They grew up in the era of knowing that rock’n’roll has long ceased being an income generator. The hoped-for historical heft these comps provide are the “royalties” of the post-post-punk world.
After seeing Winton post about the new Destroy All Art on Facebook, I shot him a random note and got some info from him. (Note: NO, I did not know he was a fan of my band. I am not trying to add in a plug for my old band, just some good ol’ serendipity here.) So what got him into such salacious sounds in the first place?
“Funny enough,” Winton says, “my sophomore year of high school (1994/5) was the first time I heard New Bomb Turks. I knew a kid who was really into Unwound and indie stuff, but one day he showed up with a tape that had your Drunk on Cock EP on it. To this day, I have no idea where he got that or why. He never listened to anything like that before. He let me listen, and I was blown away. We never had a record store here in town that carried a lot of punk records, so I mainly counted on mail order or bands that came through town bringing distribution boxes full of shit I’d never heard before. Or the bands would suggest other bands. Not too long after that, a buddy who lived near L.A. got me a copy of Teengenerate’s Get Action, and that album was a game changer for me. I’d never heard anything like that.
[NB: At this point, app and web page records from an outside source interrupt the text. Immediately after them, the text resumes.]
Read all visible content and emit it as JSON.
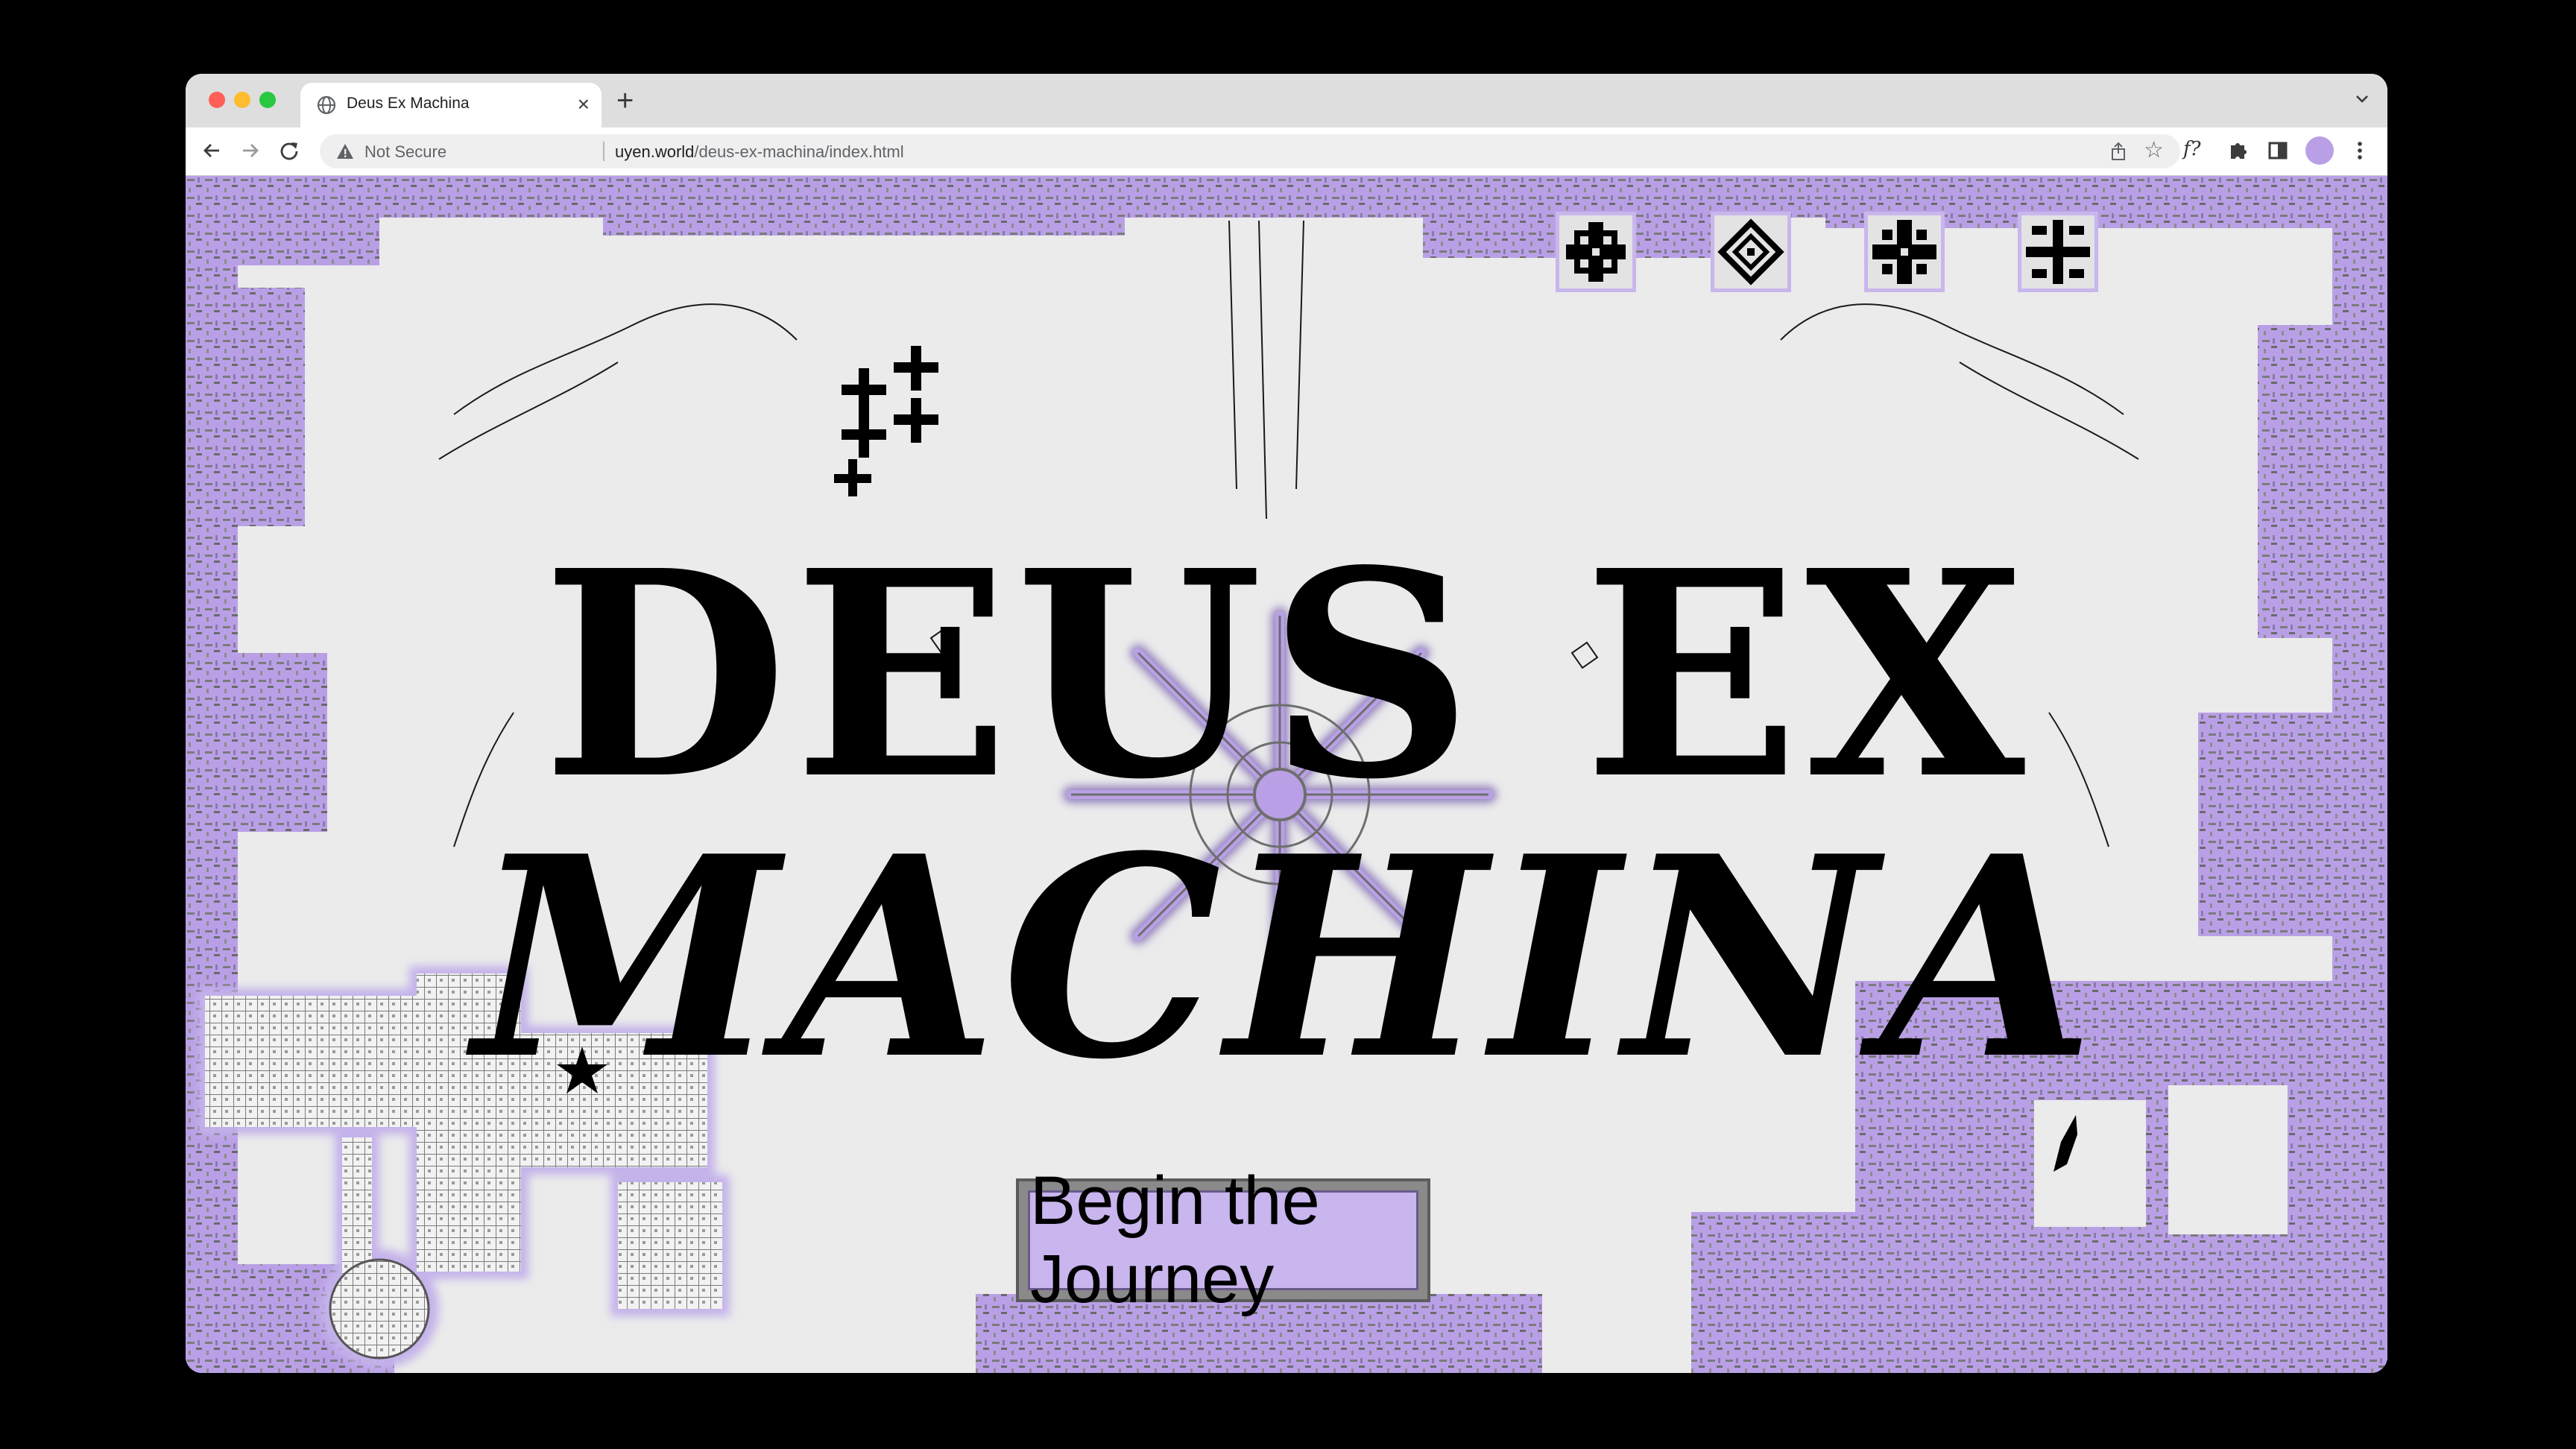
{
  "browser": {
    "tab_title": "Deus Ex Machina",
    "security_label": "Not Secure",
    "url_host": "uyen.world",
    "url_path": "/deus-ex-machina/index.html",
    "extension_f_label": "f?"
  },
  "page": {
    "headline_line1": "DEUS EX",
    "headline_line2": "MACHINA",
    "cta_label": "Begin the Journey",
    "colors": {
      "accent_lavender": "#b9a0e6",
      "accent_gray": "#8a8a8a",
      "text_black": "#000000",
      "background": "#ebebeb"
    },
    "top_icons": [
      "sigil-1-icon",
      "diamond-sigil-icon",
      "sigil-3-icon",
      "sigil-4-icon"
    ]
  }
}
“After I graduated, I moved to Oakland and that’s where I really started to dig through the used boxes at Amoeba and Rasputin’s. I would pick out records I thought may be cool based on their name or record sleeve – most of the time without a clue as to what they sounded like. They were usually like 75 cents or a dollar, so I never felt I was losing big on the gambles. I’m still that way, and some of the songs on volume 2 were blind buys from the last few years. But out of all the bands on both compilations, I only saw two of them live.”
Once again, the tracks mostly arise from the second half of the decade, with only two from 1994 and a 1990 trashy slapper, “Nerd Punk” by The Fabulous Organ Donors, that could pass for old Killed By Death tracks. As per such comps, fidelity goes back and forth from lo-fi to crap-fi to some-fi. But Winton has done a fine EQ-ing job on this, not always a hallmark of these kinds of collections. And his pal, Ryan Wells, is back for liner note duty, adding requisite sturm und drang.
“His style,” Winston explains, “in true KBD liner notes tradition, is snarky yet entertaining and informative. I also think they give some explanation as to why these records are important and why they’re on the comp to begin with.”
Much of the initial importance and plain enjoyment of the early Killed By Death comps was the extreme perversities and hilarities of the lyrics, the kind of foul, confused, teen-aggravated enormity that made you think, “Damn, and there were people who thought ‘Pretty Vacant’ and ‘Beat on the Brat’ were rude?!” That element is kind of missing in the Destroy All Art series. There’s a nervous humor that arises from the sheer frantic energy on display; and definitely some bizarro lyrics. But these latter-day garage trash bands, digging deep into original punk’s noisiest depths, were on a sort of serious mission – musicologists in thrift store T-shirts with whippets in hand, instead of suitcoats and field recorders. And they were probably beyond annoyed at the rise of mopey grunge and navel-gazing indie rock that arose around them, when they grew up thinking the world should love the Devil Dogs and Oblivians.
It’s harder to tell what the world loves or thinks is influential when artistic influence gains weight over time. The society around it, however, weighs influence by new over old. In 2018, an “influencer” is someone who has gained a surprising amount of followers on their YouTube channel in the last year. And ain’t no major label reissuing a YouTube channel anytime soon.